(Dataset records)
#####
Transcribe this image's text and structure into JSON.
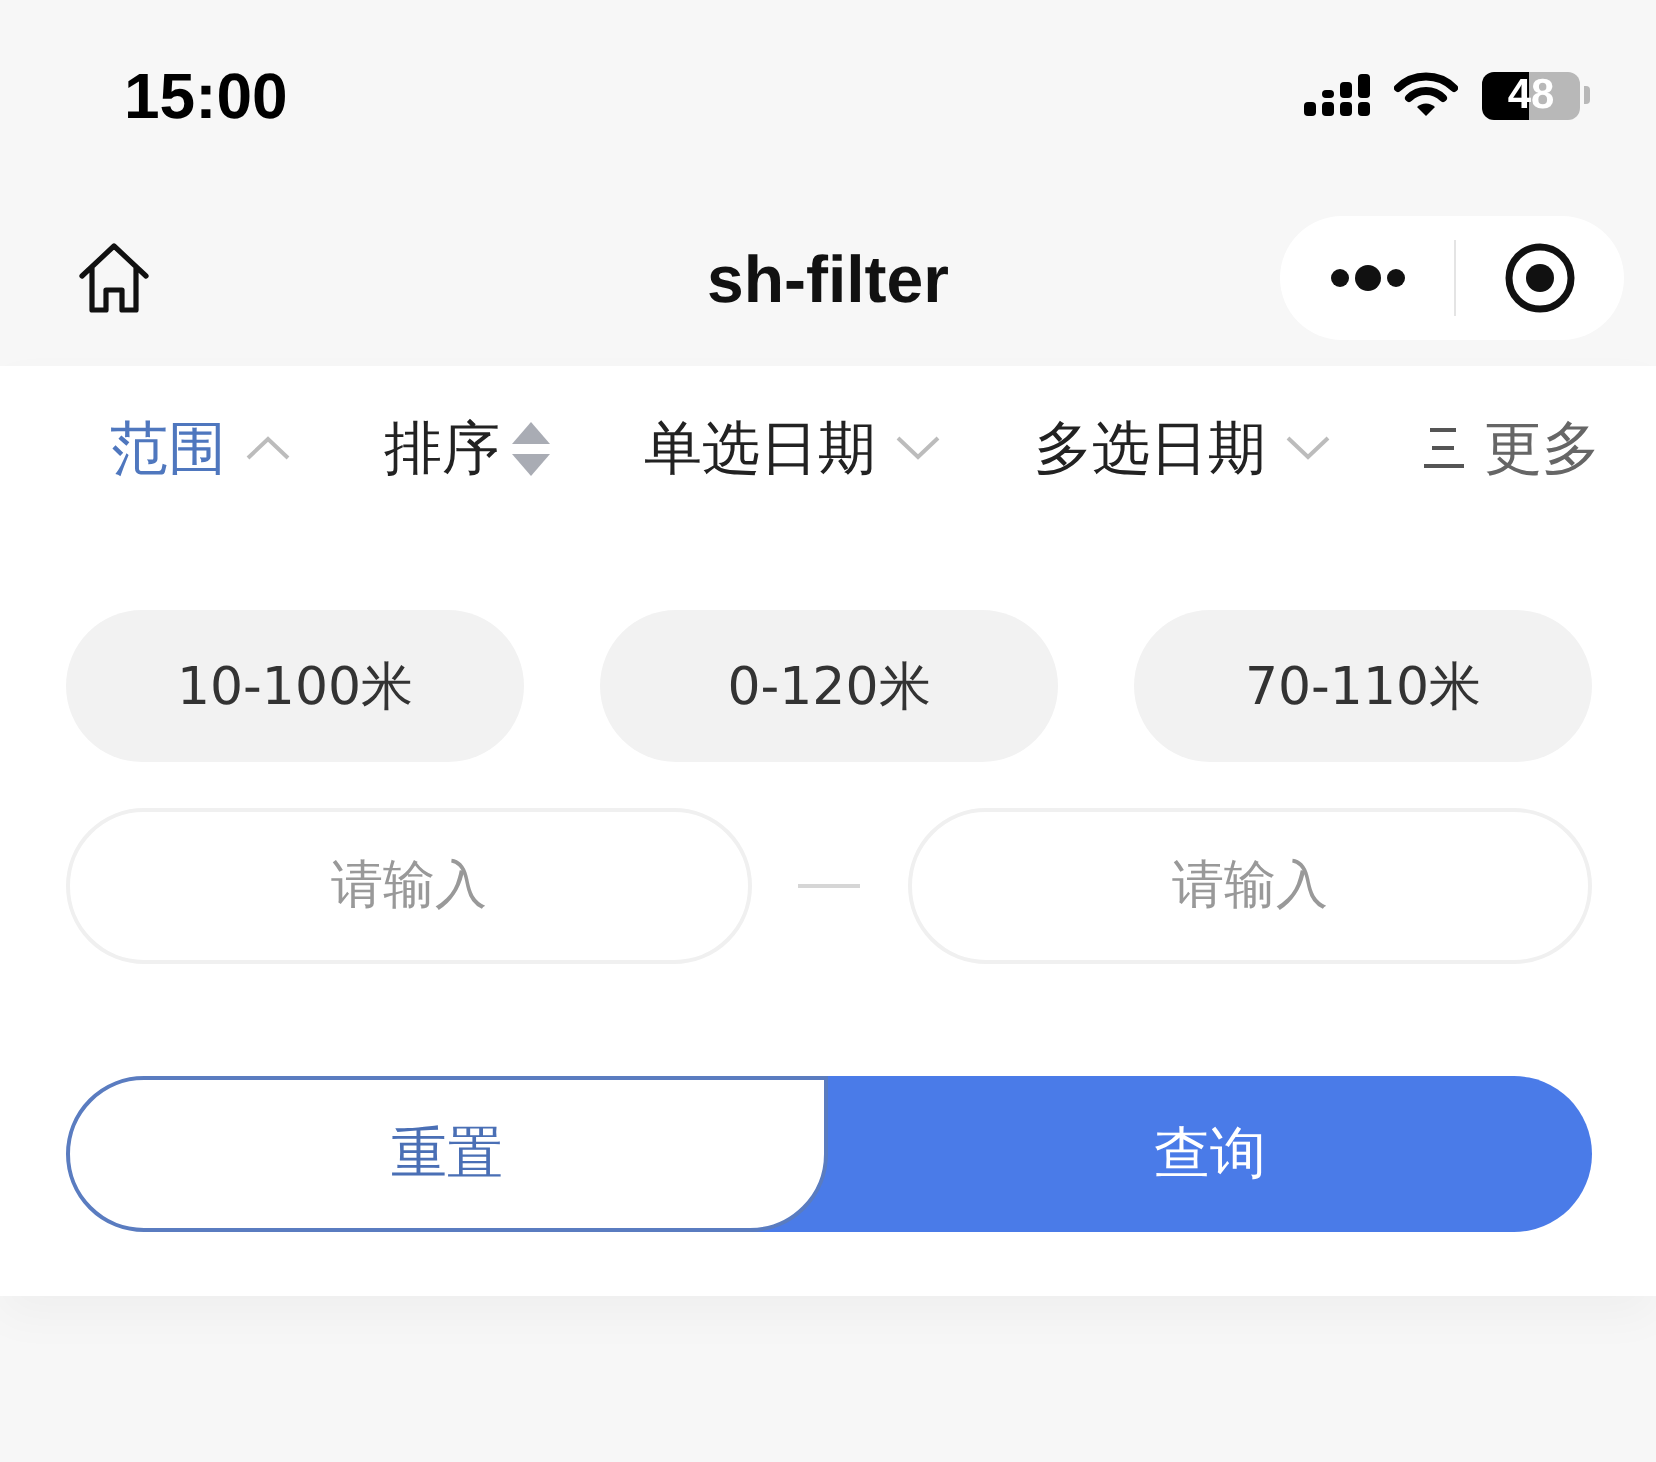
{
  "status_bar": {
    "time": "15:00",
    "battery": "48"
  },
  "nav_bar": {
    "title": "sh-filter"
  },
  "filter_tabs": [
    {
      "label": "范围",
      "kind": "dropdown",
      "selected": true,
      "expanded": true
    },
    {
      "label": "排序",
      "kind": "sort",
      "selected": false
    },
    {
      "label": "单选日期",
      "kind": "dropdown",
      "selected": false,
      "expanded": false
    },
    {
      "label": "多选日期",
      "kind": "dropdown",
      "selected": false,
      "expanded": false
    },
    {
      "label": "更多",
      "kind": "more",
      "selected": false
    }
  ],
  "range_options": [
    {
      "label": "10-100米",
      "selected": false
    },
    {
      "label": "0-120米",
      "selected": false
    },
    {
      "label": "70-110米",
      "selected": false
    }
  ],
  "range_inputs": [
    {
      "placeholder": "请输入"
    },
    {
      "placeholder": "请输入"
    }
  ],
  "actions": [
    {
      "label": "重置",
      "kind": "secondary"
    },
    {
      "label": "查询",
      "kind": "primary"
    }
  ]
}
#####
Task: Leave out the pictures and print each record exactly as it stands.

Written reply:
Transcribe this image's text and structure into JSON.
{
  "status_bar": {
    "time": "15:00",
    "battery": "48"
  },
  "nav_bar": {
    "title": "sh-filter"
  },
  "filter_tabs": [
    {
      "label": "范围",
      "kind": "dropdown",
      "selected": true,
      "expanded": true
    },
    {
      "label": "排序",
      "kind": "sort",
      "selected": false
    },
    {
      "label": "单选日期",
      "kind": "dropdown",
      "selected": false,
      "expanded": false
    },
    {
      "label": "多选日期",
      "kind": "dropdown",
      "selected": false,
      "expanded": false
    },
    {
      "label": "更多",
      "kind": "more",
      "selected": false
    }
  ],
  "range_options": [
    {
      "label": "10-100米",
      "selected": false
    },
    {
      "label": "0-120米",
      "selected": false
    },
    {
      "label": "70-110米",
      "selected": false
    }
  ],
  "range_inputs": [
    {
      "placeholder": "请输入"
    },
    {
      "placeholder": "请输入"
    }
  ],
  "actions": [
    {
      "label": "重置",
      "kind": "secondary"
    },
    {
      "label": "查询",
      "kind": "primary"
    }
  ]
}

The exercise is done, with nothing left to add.